For years, people around the globe have foolishly argued whether or not human-generated climate change poses a serious threat to society. In spending an exorbitant amount of time trying to convince those in power that drastic action is needed, the inaction of these individuals might have exacerbated the problem beyond the possibility of recovery. A couple of weeks ago, the United Nations’ Intergovernmental Panel on Climate Change (IPCC) released a rather bleak report regarding the future of the planet. In it, the writers declare that on the current trajectory of industry and air pollution, the goal of the nations in the Paris accord to limit a rise in global temperature to 1.5 degrees Celsius by 2100 is impossible without drastic changes in all aspects of society in the next decade. In order to meet this benchmark, CO2 emissions would need to be reduced by 45 percent by 2030 and by 2050 would need to have a net increase of zero, meaning that the same amount of CO2 ejected into the atmosphere would have to be balanced by the amount removed from the air by manufacturers.
If these changes are not made, the IPCC’s report projects a global temperature increase of at least 2 degrees Celsius. Now half a degree may not seem like a lot, but it can still have a drastic impact on the planet. It could mean storms and droughts 33 percent more intense, the extinction of tropical coral reefs, and a reduction of freshwater and crop yield in some areas twice of what would be seen with a 1.5 degree increase.
Even if tomorrow the world ceased to produce carbon emissions, the warming effects would persist for decades because of the carbon already in the atmosphere. Not only will humanity need to limit how much CO2 we emit, but we also need to place large amounts of funding into research on extracting earlier emissions from the atmosphere and disposing of them. And if anyone wants to prevent a 2 degree Celsius increase, then urgent action must be taken.
However, this seems rather unlikely because of the current political climate. President Trump has previously called climate change a hoax developed by the Chinese meant to intimidate the United States into producing less coal. Whether or not he believes that, it reflects his close ties to big energy companies — both through his political position and from previous business dealings — who would have much to lose if a transition to cleaner energy becomes a priority on the global stage. Regulating emissions in the production process will prove to be expensive, regardless of over how many years the transition may take place.
A recent report from the Carbon Disclosure Project has shown that 100 companies are responsible for around 71 percent of greenhouse gas emissions. It is preposterous that so few people should be able to harm the planet so disproportionately because they refuse to spend the extra money on researching new technologies. The governments of the world must work toward restricting energy and manufacturing companies in order to curb such exponential and disastrous emissions, especially if there is to be any hope of preventing more than a 1.5 degree Celsius increase.
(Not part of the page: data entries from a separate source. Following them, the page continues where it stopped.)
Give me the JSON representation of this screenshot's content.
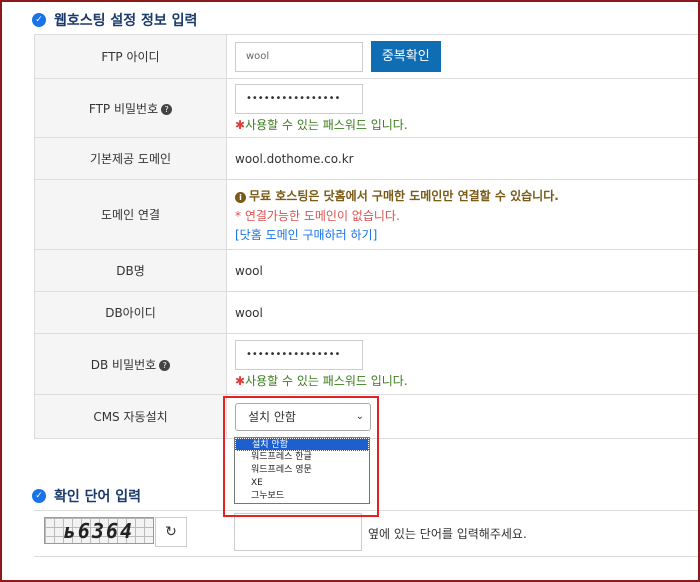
{
  "section1": {
    "title": "웹호스팅 설정 정보 입력"
  },
  "rows": {
    "ftp_id": {
      "label": "FTP 아이디",
      "value": "wool",
      "button": "중복확인"
    },
    "ftp_pw": {
      "label": "FTP 비밀번호",
      "value": "••••••••••••••••",
      "hint_star": "✱",
      "hint": "사용할 수 있는 패스워드 입니다."
    },
    "domain": {
      "label": "기본제공 도메인",
      "value": "wool.dothome.co.kr"
    },
    "domain_link": {
      "label": "도메인 연결",
      "notice": "무료 호스팅은 닷홈에서 구매한 도메인만 연결할 수 있습니다.",
      "warning": "* 연결가능한 도메인이 없습니다.",
      "link": "[닷홈 도메인 구매하러 하기]"
    },
    "db_name": {
      "label": "DB명",
      "value": "wool"
    },
    "db_id": {
      "label": "DB아이디",
      "value": "wool"
    },
    "db_pw": {
      "label": "DB 비밀번호",
      "value": "••••••••••••••••",
      "hint_star": "✱",
      "hint": "사용할 수 있는 패스워드 입니다."
    },
    "cms": {
      "label": "CMS 자동설치",
      "selected": "설치 안함"
    }
  },
  "cms_options": [
    "설치 안함",
    "워드프레스 한글",
    "워드프레스 영문",
    "XE",
    "그누보드"
  ],
  "section2": {
    "title": "확인 단어 입력"
  },
  "captcha": {
    "text": "ь6364",
    "hint": "옆에 있는 단어를 입력해주세요."
  },
  "icons": {
    "check": "check-circle-icon",
    "help": "question-circle-icon",
    "info": "info-circle-icon",
    "refresh": "refresh-icon",
    "chevron": "chevron-down-icon"
  },
  "colors": {
    "accent": "#0f6db3",
    "success": "#3c7d1f",
    "error": "#d9534f",
    "link": "#1a73e8",
    "highlight": "#e52222"
  }
}
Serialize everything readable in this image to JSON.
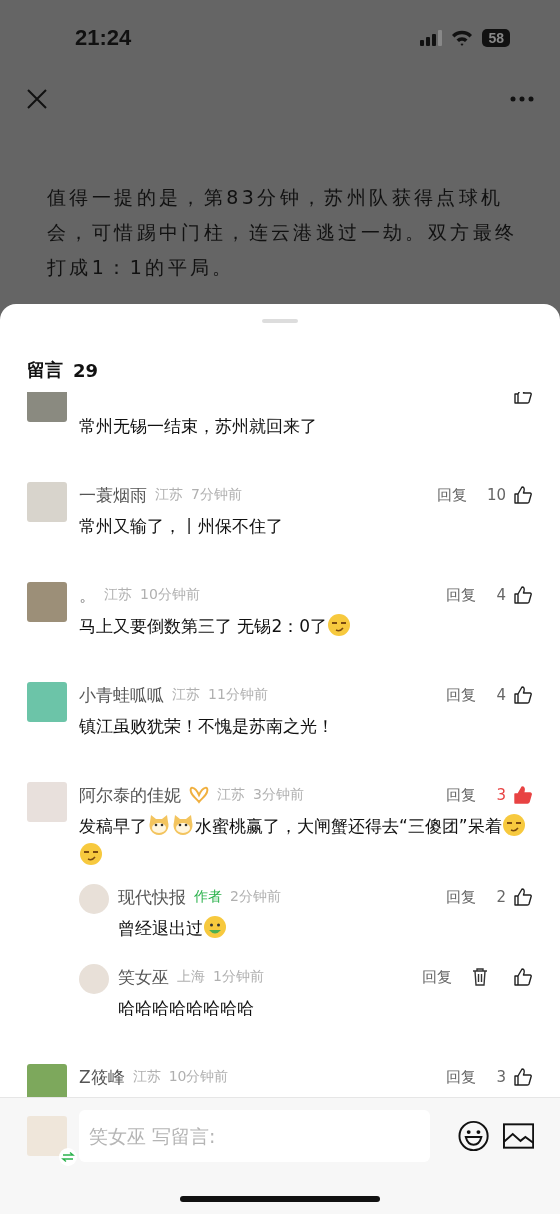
{
  "status_bar": {
    "time": "21:24",
    "battery": "58"
  },
  "article": {
    "paragraphs": [
      "值得一提的是，第83分钟，苏州队获得点球机会，可惜踢中门柱，连云港逃过一劫。双方最终打成1：1的平局。"
    ]
  },
  "comments_header": {
    "title": "留言",
    "count": "29"
  },
  "comments": [
    {
      "badge": false,
      "liked": false,
      "content": [
        {
          "kind": "text",
          "text": "常州无锡一结束，苏州就回来了"
        }
      ]
    },
    {
      "name": "一蓑烟雨",
      "badge": false,
      "location": "江苏",
      "time": "7分钟前",
      "reply": "回复",
      "likes": "10",
      "liked": false,
      "content": [
        {
          "kind": "text",
          "text": "常州又输了，丨州保不住了"
        }
      ]
    },
    {
      "name": "。",
      "badge": false,
      "location": "江苏",
      "time": "10分钟前",
      "reply": "回复",
      "likes": "4",
      "liked": false,
      "content": [
        {
          "kind": "text",
          "text": "马上又要倒数第三了 无锡2：0了"
        },
        {
          "kind": "smirk"
        }
      ]
    },
    {
      "name": "小青蛙呱呱",
      "badge": false,
      "location": "江苏",
      "time": "11分钟前",
      "reply": "回复",
      "likes": "4",
      "liked": false,
      "content": [
        {
          "kind": "text",
          "text": "镇江虽败犹荣！不愧是苏南之光！"
        }
      ]
    },
    {
      "name": "阿尔泰的佳妮",
      "badge": true,
      "location": "江苏",
      "time": "3分钟前",
      "reply": "回复",
      "likes": "3",
      "liked": true,
      "content": [
        {
          "kind": "text",
          "text": "发稿早了"
        },
        {
          "kind": "doge"
        },
        {
          "kind": "doge"
        },
        {
          "kind": "text",
          "text": "水蜜桃赢了，大闸蟹还得去“三傻团”呆着"
        },
        {
          "kind": "smirk"
        },
        {
          "kind": "smirk"
        }
      ],
      "replies": [
        {
          "name": "现代快报",
          "author_tag": "作者",
          "time": "2分钟前",
          "reply": "回复",
          "deletable": false,
          "likes": "2",
          "liked": false,
          "content": [
            {
              "kind": "text",
              "text": "曾经退出过"
            },
            {
              "kind": "grin"
            }
          ]
        },
        {
          "name": "笑女巫",
          "location": "上海",
          "time": "1分钟前",
          "reply": "回复",
          "deletable": true,
          "liked": false,
          "content": [
            {
              "kind": "text",
              "text": "哈哈哈哈哈哈哈哈"
            }
          ]
        }
      ]
    },
    {
      "name": "Z筱峰",
      "badge": false,
      "location": "江苏",
      "time": "10分钟前",
      "reply": "回复",
      "likes": "3",
      "liked": false
    }
  ],
  "composer": {
    "placeholder": "笑女巫 写留言:"
  }
}
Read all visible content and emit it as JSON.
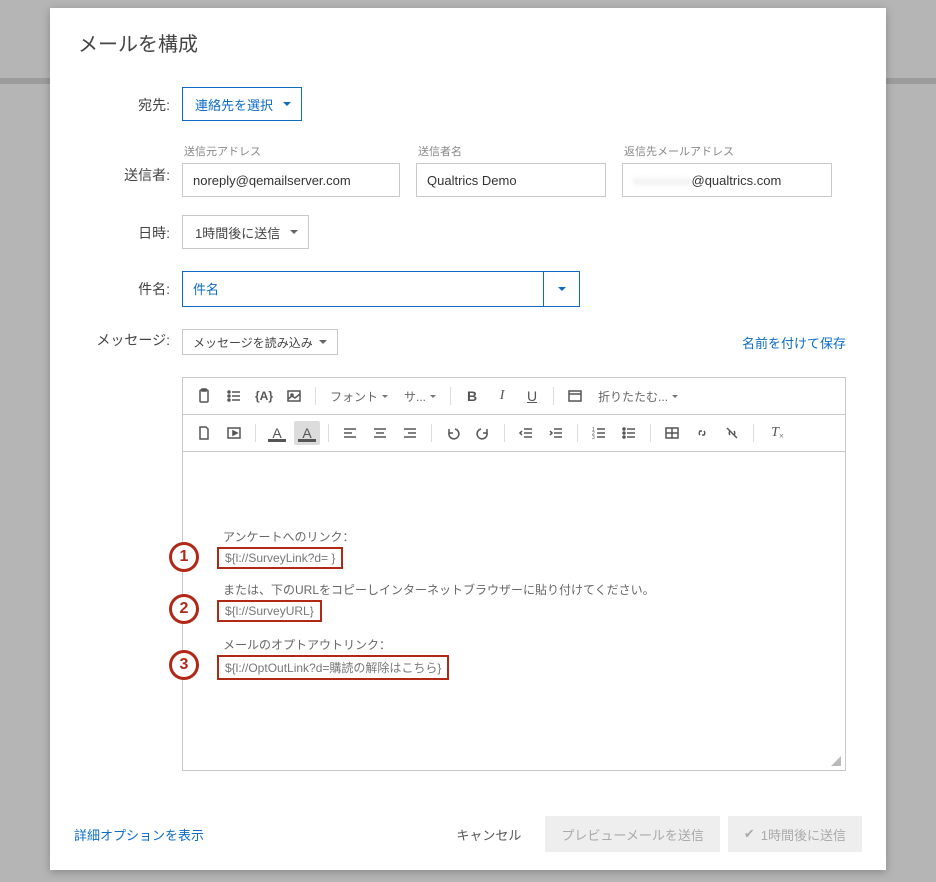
{
  "modal": {
    "title": "メールを構成"
  },
  "to": {
    "label": "宛先:",
    "select_contacts": "連絡先を選択"
  },
  "from": {
    "label": "送信者:",
    "from_address_label": "送信元アドレス",
    "from_address_value": "noreply@qemailserver.com",
    "from_name_label": "送信者名",
    "from_name_value": "Qualtrics Demo",
    "reply_to_label": "返信先メールアドレス",
    "reply_to_value": "@qualtrics.com"
  },
  "when": {
    "label": "日時:",
    "value": "1時間後に送信"
  },
  "subject": {
    "label": "件名:",
    "placeholder": "件名"
  },
  "message": {
    "label": "メッセージ:",
    "load": "メッセージを読み込み",
    "save_as": "名前を付けて保存"
  },
  "toolbar": {
    "font": "フォント",
    "size": "サ...",
    "collapse": "折りたたむ..."
  },
  "body": {
    "link_heading": "アンケートへのリンク：",
    "survey_link": "${l://SurveyLink?d=                             }",
    "or_paste": "または、下のURLをコピーしインターネットブラウザーに貼り付けてください。",
    "survey_url": "${l://SurveyURL}",
    "optout_heading": "メールのオプトアウトリンク：",
    "optout_link": "${l://OptOutLink?d=購読の解除はこちら}"
  },
  "annot": {
    "n1": "1",
    "n2": "2",
    "n3": "3"
  },
  "footer": {
    "advanced": "詳細オプションを表示",
    "cancel": "キャンセル",
    "preview": "プレビューメールを送信",
    "send": "1時間後に送信"
  }
}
For a while it seemed that the world was on the right track. Practically every country in the world signed on to the Paris Accord in 2016, a climate agreement wherein each country would work to reduce the percentage of emissions currently produced in order to reduce global warming. However, in 2017, President Trump decided to withdraw the U.S. from the agreement, serving as a major blow toward hopes for improvement, considering the U.S. is one of the largest producers of greenhouse gases, second only to China, and responsible for 15 percent of global greenhouse gas emissions.
This year, Trump’s administration has decided to cut the budget of the Department of Energy’s (DOE) Office of Energy Efficiency and Renewable Energy (EERE) by 72 percent for the 2019 fiscal year. In more recent months, they have proposed the suspension of requirements on automobile manufacturers that their vehicles must become more fuel efficient every year. Most drastically, they have also expressed their intention to remove the special authority to regulate greenhouse gas emissions given to California, a state that is subject to increasingly dangerous wildfires as a result of climate change.
How does the administration justify these actions? The National Highway Traffic Safety Administration (NHTSA) has determined in a recent report that if no action is taken to combat climate change, the Earth will see a 4 degree increase by 2100. Rather than using this frightening statistic to urge people into action, they cite this figure with the idea that the planet’s fate is already sealed and that there is no reason to attempt to correct this figure. Many conservatives, including Trump himself, normally cite scientists and sources that argue the climate is changing only because of natural causes, but the Trump administration appears in this instance to have reversed its position.
What caused them to go from removing scholarly articles that supported the idea of human-generated climate change from the Environmental Protection Agency’s website to acknowledging that humans are on a track to drastically alter life on the planet through negligence? President Trump and his team appeared to manipulate the facts, ignoring data that suggest human-generated climate change is an issue until it benefited their agenda to do the opposite.
Ironically, officials are now using the same data as the climate change scientists who urge action but with an interpretation that suggests that no change needs to be made concerning our current behavior. However, just because the process of updating energy production will be costly and expensive doesn’t mean the transition won’t be worth it. In the middle of such a frightening time, it is important that action be taken to minimize the effects of climate change, regardless of its cause. Until politicians who take climate change seriously come into power, it is important that those who are concerned for the planet and for future generations take action and do what they can to raise awareness while something can still be done to protect the world we live in.